Cold air sweeping in from the Arctic is bringing frosty conditions to Britain with snow and sleet already falling.
The chilly snap will bring an end to the largely mild start to autumn, with people advised to dig out their warm winter clothes over the weekend as the Met Office issued ice and snow warnings in some areas.
Even in southern parts, where temperatures are forecast to be around 7C (45F), the wind chill factor means it will feel several degrees cooler, forecasters said – with travel conditions becoming ‘difficult and hazardous’.

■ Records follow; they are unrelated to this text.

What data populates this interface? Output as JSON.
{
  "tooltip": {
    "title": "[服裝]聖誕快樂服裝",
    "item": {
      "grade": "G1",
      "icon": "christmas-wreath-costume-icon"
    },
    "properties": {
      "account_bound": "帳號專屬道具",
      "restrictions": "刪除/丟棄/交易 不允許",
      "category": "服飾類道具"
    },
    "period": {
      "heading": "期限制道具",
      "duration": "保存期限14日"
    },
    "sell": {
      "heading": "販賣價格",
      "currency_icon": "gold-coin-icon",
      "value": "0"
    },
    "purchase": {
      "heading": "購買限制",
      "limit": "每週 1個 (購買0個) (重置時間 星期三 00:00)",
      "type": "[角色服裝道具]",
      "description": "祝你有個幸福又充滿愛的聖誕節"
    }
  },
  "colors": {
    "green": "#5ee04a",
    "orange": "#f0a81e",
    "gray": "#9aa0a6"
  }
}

A yellow warning for snow and ice is in place for northern Scotland from 8pm today until 11am tomorrow, while another alert for ice takes effect in Northern Ireland from 1am until 10am on Saturday.
Forecasters warned of patchy ice and slush affecting some upland routes as well as rail and road disruption – with slippery conditions possible as roads are left wet tonight and into tomorrow morning.
The Met Office warned of a ‘chance of frost or ice virtually anywhere in the country’. Snow may dust the tops of hills in the Pennines, Snowdonia in North Wales, the North York Moors, and across the Scottish Highlands.
Met Office meteorologist Aidan McGivern said: ‘Snow building up over the higher routes, some icy patches for the north of Scotland as well as Northern Ireland to watch out for first thing Saturday.
‘It will be a fairly chilly start, with temperatures widely close to freezing and that means you’ll perhaps have to scrape your car windscreen and you’ll see a frost in place first thing.’
Eastern parts are likely to see hail, showers and strong winds tomorrow, with the odd chance of a thunderstorm. Gritters are on standby across the country, with a number of councils posting pictures of their fleets online.
Met Office forecaster Bonnie Diamond added: ‘We have had a pretty mild October so far and a warm start to autumn in places so it will be a big change for everybody as we go through the weekend. Certainly it’s time to get the warm winter clothes out.’
And Met Office chief meteorologist Frank Saunders said: ‘Friday and Saturday night could bring frost to sheltered areas anywhere in the UK, although the strong breeze will keep temperatures just above freezing in some parts.
‘We’re probably used to the warmer weather that we’ve had through the early autumn, so the sudden marked contrast will be especially apparent.
‘And anywhere that we see showers falling, together with temperatures close to 0C (32F), people will need to take care when travelling.’
Stein Connelly from Transport Scotland said: ‘These conditions may impact driving conditions in the affected areas, particularly over higher routes. As always, we encourage motorists to plan their journeys ahead of time, follow any police travel advice and drive to the conditions.
‘Our operating companies have already started their winter service and will closely monitor the trunk road network, providing appropriate treatments where necessary’